======== Records for this exercise

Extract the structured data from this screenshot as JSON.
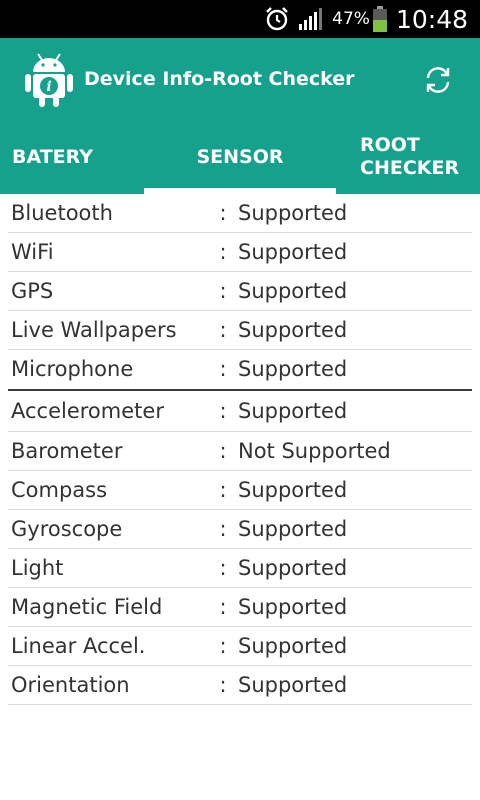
{
  "status_bar": {
    "battery_percent": "47%",
    "time": "10:48"
  },
  "app_bar": {
    "title": "Device Info-Root Checker",
    "accent": "#16a18d"
  },
  "tabs": [
    {
      "label": "BATERY",
      "selected": false
    },
    {
      "label": "SENSOR",
      "selected": true
    },
    {
      "label": "ROOT CHECKER",
      "line1": "ROOT",
      "line2": "CHECKER",
      "selected": false
    }
  ],
  "features": [
    {
      "name": "Bluetooth",
      "sep": ":",
      "value": "Supported"
    },
    {
      "name": "WiFi",
      "sep": ":",
      "value": "Supported"
    },
    {
      "name": "GPS",
      "sep": ":",
      "value": "Supported"
    },
    {
      "name": "Live Wallpapers",
      "sep": ":",
      "value": "Supported"
    },
    {
      "name": "Microphone",
      "sep": ":",
      "value": "Supported"
    }
  ],
  "sensors": [
    {
      "name": "Accelerometer",
      "sep": ":",
      "value": "Supported"
    },
    {
      "name": "Barometer",
      "sep": ":",
      "value": "Not Supported"
    },
    {
      "name": "Compass",
      "sep": ":",
      "value": "Supported"
    },
    {
      "name": "Gyroscope",
      "sep": ":",
      "value": "Supported"
    },
    {
      "name": "Light",
      "sep": ":",
      "value": "Supported"
    },
    {
      "name": "Magnetic Field",
      "sep": ":",
      "value": "Supported"
    },
    {
      "name": "Linear Accel.",
      "sep": ":",
      "value": "Supported"
    },
    {
      "name": "Orientation",
      "sep": ":",
      "value": "Supported"
    }
  ]
}
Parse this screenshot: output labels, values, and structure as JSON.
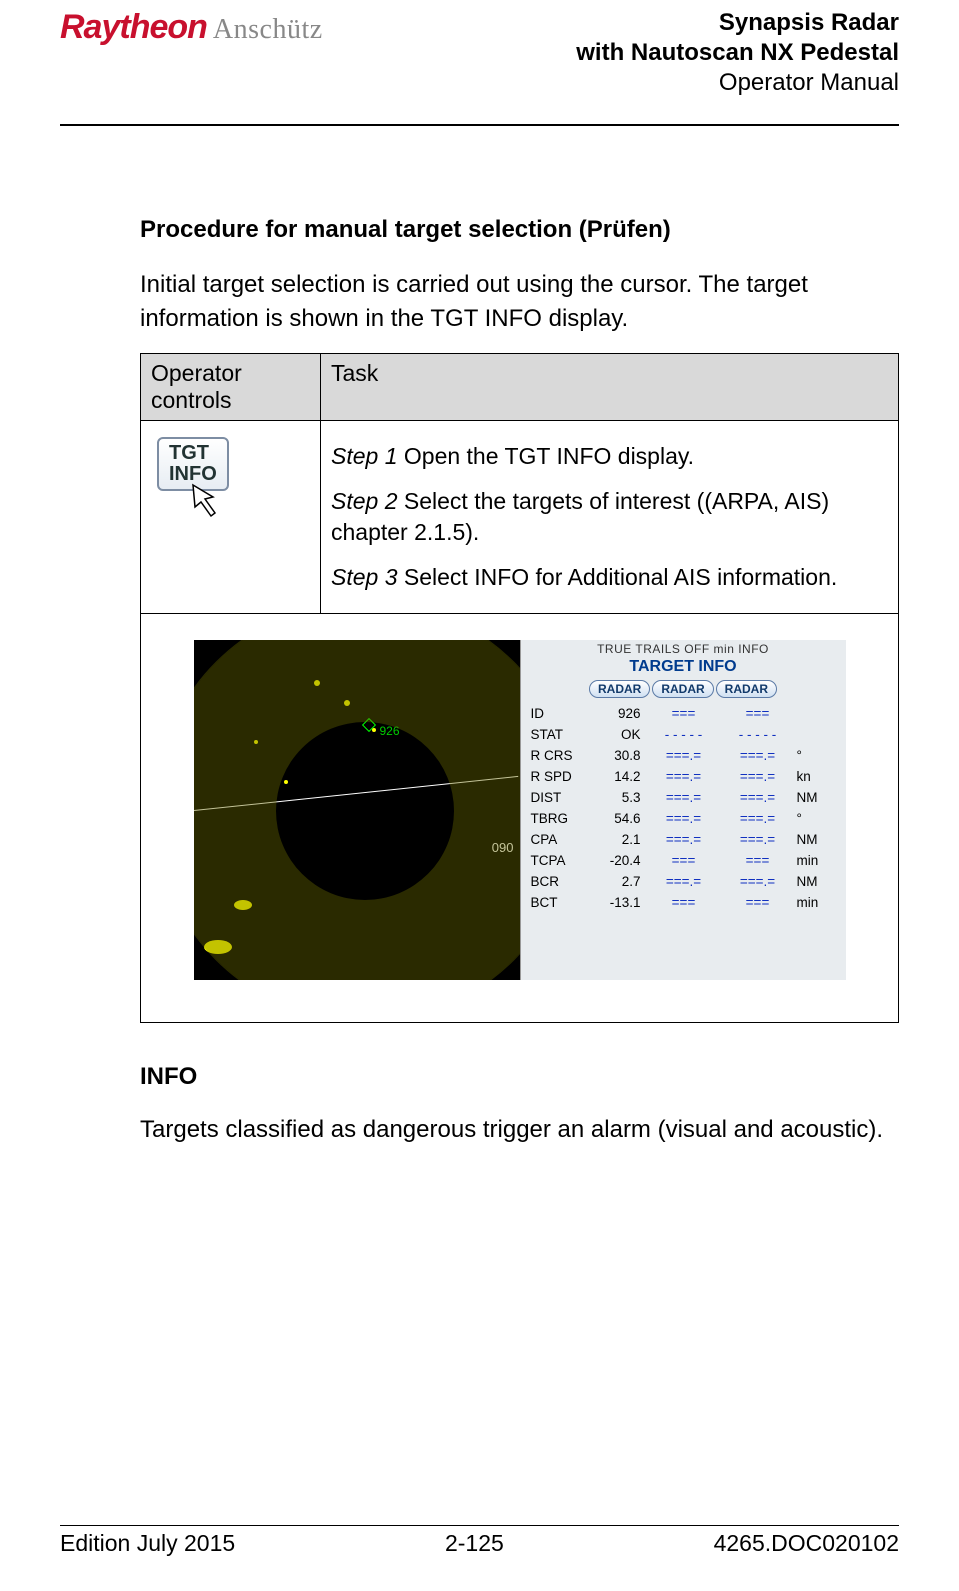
{
  "header": {
    "logo_ray": "Raytheon",
    "logo_ansch": "Anschütz",
    "title_line1": "Synapsis Radar",
    "title_line2": "with Nautoscan NX Pedestal",
    "title_line3": "Operator Manual"
  },
  "section": {
    "title": "Procedure for manual target selection (Prüfen)",
    "intro": "Initial target selection is carried out using the cursor. The target information is shown in the TGT INFO display."
  },
  "table": {
    "col1": "Operator controls",
    "col2": "Task",
    "tgt_btn_line1": "TGT",
    "tgt_btn_line2": "INFO",
    "step1_label": "Step 1",
    "step1_text": " Open the TGT INFO display.",
    "step2_label": "Step 2",
    "step2_text": " Select the targets of interest ((ARPA, AIS) chapter 2.1.5).",
    "step3_label": "Step 3",
    "step3_text": " Select INFO for Additional AIS information."
  },
  "shot": {
    "radar_target_id": "926",
    "bearing_090": "090",
    "top_strip": "TRUE TRAILS   OFF   min   INFO",
    "title": "TARGET INFO",
    "tab": "RADAR",
    "rows": [
      {
        "lbl": "ID",
        "v1": "926",
        "v2": "===",
        "v3": "===",
        "unit": ""
      },
      {
        "lbl": "STAT",
        "v1": "OK",
        "v2": "- - - - -",
        "v3": "- - - - -",
        "unit": ""
      },
      {
        "lbl": "R CRS",
        "v1": "30.8",
        "v2": "===.=",
        "v3": "===.=",
        "unit": "°"
      },
      {
        "lbl": "R SPD",
        "v1": "14.2",
        "v2": "===.=",
        "v3": "===.=",
        "unit": "kn"
      },
      {
        "lbl": "DIST",
        "v1": "5.3",
        "v2": "===.=",
        "v3": "===.=",
        "unit": "NM"
      },
      {
        "lbl": "TBRG",
        "v1": "54.6",
        "v2": "===.=",
        "v3": "===.=",
        "unit": "°"
      },
      {
        "lbl": "CPA",
        "v1": "2.1",
        "v2": "===.=",
        "v3": "===.=",
        "unit": "NM"
      },
      {
        "lbl": "TCPA",
        "v1": "-20.4",
        "v2": "===",
        "v3": "===",
        "unit": "min"
      },
      {
        "lbl": "BCR",
        "v1": "2.7",
        "v2": "===.=",
        "v3": "===.=",
        "unit": "NM"
      },
      {
        "lbl": "BCT",
        "v1": "-13.1",
        "v2": "===",
        "v3": "===",
        "unit": "min"
      }
    ]
  },
  "info_section": {
    "title": "INFO",
    "text": "Targets classified as dangerous trigger an alarm (visual and acoustic)."
  },
  "footer": {
    "left": "Edition July 2015",
    "center": "2-125",
    "right": "4265.DOC020102"
  }
}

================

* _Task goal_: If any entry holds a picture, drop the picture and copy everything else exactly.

* _Problem solution_:
Extract the structured data from this screenshot as JSON.
{
  "status_bar": {
    "battery_percent": "47%",
    "time": "10:48"
  },
  "app_bar": {
    "title": "Device Info-Root Checker",
    "accent": "#16a18d"
  },
  "tabs": [
    {
      "label": "BATERY",
      "selected": false
    },
    {
      "label": "SENSOR",
      "selected": true
    },
    {
      "label": "ROOT CHECKER",
      "line1": "ROOT",
      "line2": "CHECKER",
      "selected": false
    }
  ],
  "features": [
    {
      "name": "Bluetooth",
      "sep": ":",
      "value": "Supported"
    },
    {
      "name": "WiFi",
      "sep": ":",
      "value": "Supported"
    },
    {
      "name": "GPS",
      "sep": ":",
      "value": "Supported"
    },
    {
      "name": "Live Wallpapers",
      "sep": ":",
      "value": "Supported"
    },
    {
      "name": "Microphone",
      "sep": ":",
      "value": "Supported"
    }
  ],
  "sensors": [
    {
      "name": "Accelerometer",
      "sep": ":",
      "value": "Supported"
    },
    {
      "name": "Barometer",
      "sep": ":",
      "value": "Not Supported"
    },
    {
      "name": "Compass",
      "sep": ":",
      "value": "Supported"
    },
    {
      "name": "Gyroscope",
      "sep": ":",
      "value": "Supported"
    },
    {
      "name": "Light",
      "sep": ":",
      "value": "Supported"
    },
    {
      "name": "Magnetic Field",
      "sep": ":",
      "value": "Supported"
    },
    {
      "name": "Linear Accel.",
      "sep": ":",
      "value": "Supported"
    },
    {
      "name": "Orientation",
      "sep": ":",
      "value": "Supported"
    }
  ]
}
Parse this screenshot: output labels, values, and structure as JSON.
{
  "header": {
    "logo_ray": "Raytheon",
    "logo_ansch": "Anschütz",
    "title_line1": "Synapsis Radar",
    "title_line2": "with Nautoscan NX Pedestal",
    "title_line3": "Operator Manual"
  },
  "section": {
    "title": "Procedure for manual target selection (Prüfen)",
    "intro": "Initial target selection is carried out using the cursor. The target information is shown in the TGT INFO display."
  },
  "table": {
    "col1": "Operator controls",
    "col2": "Task",
    "tgt_btn_line1": "TGT",
    "tgt_btn_line2": "INFO",
    "step1_label": "Step 1",
    "step1_text": " Open the TGT INFO display.",
    "step2_label": "Step 2",
    "step2_text": " Select the targets of interest ((ARPA, AIS) chapter 2.1.5).",
    "step3_label": "Step 3",
    "step3_text": " Select INFO for Additional AIS information."
  },
  "shot": {
    "radar_target_id": "926",
    "bearing_090": "090",
    "top_strip": "TRUE TRAILS   OFF   min   INFO",
    "title": "TARGET INFO",
    "tab": "RADAR",
    "rows": [
      {
        "lbl": "ID",
        "v1": "926",
        "v2": "===",
        "v3": "===",
        "unit": ""
      },
      {
        "lbl": "STAT",
        "v1": "OK",
        "v2": "- - - - -",
        "v3": "- - - - -",
        "unit": ""
      },
      {
        "lbl": "R CRS",
        "v1": "30.8",
        "v2": "===.=",
        "v3": "===.=",
        "unit": "°"
      },
      {
        "lbl": "R SPD",
        "v1": "14.2",
        "v2": "===.=",
        "v3": "===.=",
        "unit": "kn"
      },
      {
        "lbl": "DIST",
        "v1": "5.3",
        "v2": "===.=",
        "v3": "===.=",
        "unit": "NM"
      },
      {
        "lbl": "TBRG",
        "v1": "54.6",
        "v2": "===.=",
        "v3": "===.=",
        "unit": "°"
      },
      {
        "lbl": "CPA",
        "v1": "2.1",
        "v2": "===.=",
        "v3": "===.=",
        "unit": "NM"
      },
      {
        "lbl": "TCPA",
        "v1": "-20.4",
        "v2": "===",
        "v3": "===",
        "unit": "min"
      },
      {
        "lbl": "BCR",
        "v1": "2.7",
        "v2": "===.=",
        "v3": "===.=",
        "unit": "NM"
      },
      {
        "lbl": "BCT",
        "v1": "-13.1",
        "v2": "===",
        "v3": "===",
        "unit": "min"
      }
    ]
  },
  "info_section": {
    "title": "INFO",
    "text": "Targets classified as dangerous trigger an alarm (visual and acoustic)."
  },
  "footer": {
    "left": "Edition July 2015",
    "center": "2-125",
    "right": "4265.DOC020102"
  }
}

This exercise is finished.